Description of the task
Please give the data below again in full, exactly as it stands.

Source records
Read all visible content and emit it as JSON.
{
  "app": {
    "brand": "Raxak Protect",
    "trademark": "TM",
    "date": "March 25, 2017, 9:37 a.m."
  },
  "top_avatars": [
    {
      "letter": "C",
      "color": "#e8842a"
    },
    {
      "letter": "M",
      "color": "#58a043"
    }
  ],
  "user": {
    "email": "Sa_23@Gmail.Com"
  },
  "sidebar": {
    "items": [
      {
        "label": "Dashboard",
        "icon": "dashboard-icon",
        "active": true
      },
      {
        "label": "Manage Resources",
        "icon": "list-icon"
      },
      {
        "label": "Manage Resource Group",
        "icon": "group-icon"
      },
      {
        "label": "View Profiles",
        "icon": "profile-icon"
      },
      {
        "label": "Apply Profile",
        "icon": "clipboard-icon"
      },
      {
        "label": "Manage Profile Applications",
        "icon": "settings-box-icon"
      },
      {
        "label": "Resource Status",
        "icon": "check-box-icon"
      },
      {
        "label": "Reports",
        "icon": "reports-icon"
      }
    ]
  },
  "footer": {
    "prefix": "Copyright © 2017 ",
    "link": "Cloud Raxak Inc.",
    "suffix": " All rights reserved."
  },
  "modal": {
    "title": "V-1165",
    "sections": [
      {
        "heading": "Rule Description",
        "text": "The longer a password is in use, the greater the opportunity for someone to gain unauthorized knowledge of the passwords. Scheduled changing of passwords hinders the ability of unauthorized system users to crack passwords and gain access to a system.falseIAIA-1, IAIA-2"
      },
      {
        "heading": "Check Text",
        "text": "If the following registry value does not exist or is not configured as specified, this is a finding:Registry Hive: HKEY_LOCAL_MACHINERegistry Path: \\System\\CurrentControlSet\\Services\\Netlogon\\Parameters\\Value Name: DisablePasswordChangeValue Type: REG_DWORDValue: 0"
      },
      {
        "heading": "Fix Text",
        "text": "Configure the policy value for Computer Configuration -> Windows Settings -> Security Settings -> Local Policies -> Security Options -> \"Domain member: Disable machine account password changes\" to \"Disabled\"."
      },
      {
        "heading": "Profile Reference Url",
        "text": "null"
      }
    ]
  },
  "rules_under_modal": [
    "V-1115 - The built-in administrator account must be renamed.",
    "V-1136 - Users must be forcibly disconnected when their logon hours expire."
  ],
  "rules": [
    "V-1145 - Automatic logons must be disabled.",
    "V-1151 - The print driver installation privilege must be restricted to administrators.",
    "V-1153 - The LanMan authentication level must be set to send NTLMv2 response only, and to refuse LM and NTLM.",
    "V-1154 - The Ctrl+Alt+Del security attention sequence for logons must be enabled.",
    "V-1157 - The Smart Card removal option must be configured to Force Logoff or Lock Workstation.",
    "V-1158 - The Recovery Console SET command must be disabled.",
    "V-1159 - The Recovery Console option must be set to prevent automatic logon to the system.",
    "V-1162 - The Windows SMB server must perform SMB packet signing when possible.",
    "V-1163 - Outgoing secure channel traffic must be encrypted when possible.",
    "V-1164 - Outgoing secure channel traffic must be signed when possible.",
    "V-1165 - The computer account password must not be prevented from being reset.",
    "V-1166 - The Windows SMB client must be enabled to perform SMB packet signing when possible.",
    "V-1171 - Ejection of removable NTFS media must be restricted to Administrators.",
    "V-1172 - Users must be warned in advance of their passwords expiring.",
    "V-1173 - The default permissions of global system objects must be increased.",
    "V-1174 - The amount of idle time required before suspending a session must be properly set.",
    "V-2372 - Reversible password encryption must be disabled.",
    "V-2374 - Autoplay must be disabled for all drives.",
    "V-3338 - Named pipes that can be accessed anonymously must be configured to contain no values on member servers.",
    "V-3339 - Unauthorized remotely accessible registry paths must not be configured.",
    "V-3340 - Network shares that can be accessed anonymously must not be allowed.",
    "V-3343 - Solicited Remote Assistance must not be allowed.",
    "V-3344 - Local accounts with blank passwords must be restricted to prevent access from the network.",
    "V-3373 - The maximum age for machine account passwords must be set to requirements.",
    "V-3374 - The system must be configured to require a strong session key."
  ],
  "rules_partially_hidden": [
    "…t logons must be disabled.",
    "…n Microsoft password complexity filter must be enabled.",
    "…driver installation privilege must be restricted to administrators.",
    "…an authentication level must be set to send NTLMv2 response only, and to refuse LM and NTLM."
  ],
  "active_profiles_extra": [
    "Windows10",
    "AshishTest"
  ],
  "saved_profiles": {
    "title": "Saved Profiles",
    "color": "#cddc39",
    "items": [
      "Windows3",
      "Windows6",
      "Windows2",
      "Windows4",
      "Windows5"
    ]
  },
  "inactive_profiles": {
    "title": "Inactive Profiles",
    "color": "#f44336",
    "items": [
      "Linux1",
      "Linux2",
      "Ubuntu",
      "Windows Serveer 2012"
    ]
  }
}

Output
Read all visible content and emit it as JSON.
{
  "app": {
    "brand": "Raxak Protect",
    "trademark": "TM",
    "date": "March 25, 2017, 9:37 a.m."
  },
  "top_avatars": [
    {
      "letter": "C",
      "color": "#e8842a"
    },
    {
      "letter": "M",
      "color": "#58a043"
    }
  ],
  "user": {
    "email": "Sa_23@Gmail.Com"
  },
  "sidebar": {
    "items": [
      {
        "label": "Dashboard",
        "icon": "dashboard-icon",
        "active": true
      },
      {
        "label": "Manage Resources",
        "icon": "list-icon"
      },
      {
        "label": "Manage Resource Group",
        "icon": "group-icon"
      },
      {
        "label": "View Profiles",
        "icon": "profile-icon"
      },
      {
        "label": "Apply Profile",
        "icon": "clipboard-icon"
      },
      {
        "label": "Manage Profile Applications",
        "icon": "settings-box-icon"
      },
      {
        "label": "Resource Status",
        "icon": "check-box-icon"
      },
      {
        "label": "Reports",
        "icon": "reports-icon"
      }
    ]
  },
  "footer": {
    "prefix": "Copyright © 2017 ",
    "link": "Cloud Raxak Inc.",
    "suffix": " All rights reserved."
  },
  "modal": {
    "title": "V-1165",
    "sections": [
      {
        "heading": "Rule Description",
        "text": "The longer a password is in use, the greater the opportunity for someone to gain unauthorized knowledge of the passwords. Scheduled changing of passwords hinders the ability of unauthorized system users to crack passwords and gain access to a system.falseIAIA-1, IAIA-2"
      },
      {
        "heading": "Check Text",
        "text": "If the following registry value does not exist or is not configured as specified, this is a finding:Registry Hive: HKEY_LOCAL_MACHINERegistry Path: \\System\\CurrentControlSet\\Services\\Netlogon\\Parameters\\Value Name: DisablePasswordChangeValue Type: REG_DWORDValue: 0"
      },
      {
        "heading": "Fix Text",
        "text": "Configure the policy value for Computer Configuration -> Windows Settings -> Security Settings -> Local Policies -> Security Options -> \"Domain member: Disable machine account password changes\" to \"Disabled\"."
      },
      {
        "heading": "Profile Reference Url",
        "text": "null"
      }
    ]
  },
  "rules_under_modal": [
    "V-1115 - The built-in administrator account must be renamed.",
    "V-1136 - Users must be forcibly disconnected when their logon hours expire."
  ],
  "rules": [
    "V-1145 - Automatic logons must be disabled.",
    "V-1151 - The print driver installation privilege must be restricted to administrators.",
    "V-1153 - The LanMan authentication level must be set to send NTLMv2 response only, and to refuse LM and NTLM.",
    "V-1154 - The Ctrl+Alt+Del security attention sequence for logons must be enabled.",
    "V-1157 - The Smart Card removal option must be configured to Force Logoff or Lock Workstation.",
    "V-1158 - The Recovery Console SET command must be disabled.",
    "V-1159 - The Recovery Console option must be set to prevent automatic logon to the system.",
    "V-1162 - The Windows SMB server must perform SMB packet signing when possible.",
    "V-1163 - Outgoing secure channel traffic must be encrypted when possible.",
    "V-1164 - Outgoing secure channel traffic must be signed when possible.",
    "V-1165 - The computer account password must not be prevented from being reset.",
    "V-1166 - The Windows SMB client must be enabled to perform SMB packet signing when possible.",
    "V-1171 - Ejection of removable NTFS media must be restricted to Administrators.",
    "V-1172 - Users must be warned in advance of their passwords expiring.",
    "V-1173 - The default permissions of global system objects must be increased.",
    "V-1174 - The amount of idle time required before suspending a session must be properly set.",
    "V-2372 - Reversible password encryption must be disabled.",
    "V-2374 - Autoplay must be disabled for all drives.",
    "V-3338 - Named pipes that can be accessed anonymously must be configured to contain no values on member servers.",
    "V-3339 - Unauthorized remotely accessible registry paths must not be configured.",
    "V-3340 - Network shares that can be accessed anonymously must not be allowed.",
    "V-3343 - Solicited Remote Assistance must not be allowed.",
    "V-3344 - Local accounts with blank passwords must be restricted to prevent access from the network.",
    "V-3373 - The maximum age for machine account passwords must be set to requirements.",
    "V-3374 - The system must be configured to require a strong session key."
  ],
  "rules_partially_hidden": [
    "…t logons must be disabled.",
    "…n Microsoft password complexity filter must be enabled.",
    "…driver installation privilege must be restricted to administrators.",
    "…an authentication level must be set to send NTLMv2 response only, and to refuse LM and NTLM."
  ],
  "active_profiles_extra": [
    "Windows10",
    "AshishTest"
  ],
  "saved_profiles": {
    "title": "Saved Profiles",
    "color": "#cddc39",
    "items": [
      "Windows3",
      "Windows6",
      "Windows2",
      "Windows4",
      "Windows5"
    ]
  },
  "inactive_profiles": {
    "title": "Inactive Profiles",
    "color": "#f44336",
    "items": [
      "Linux1",
      "Linux2",
      "Ubuntu",
      "Windows Serveer 2012"
    ]
  }
}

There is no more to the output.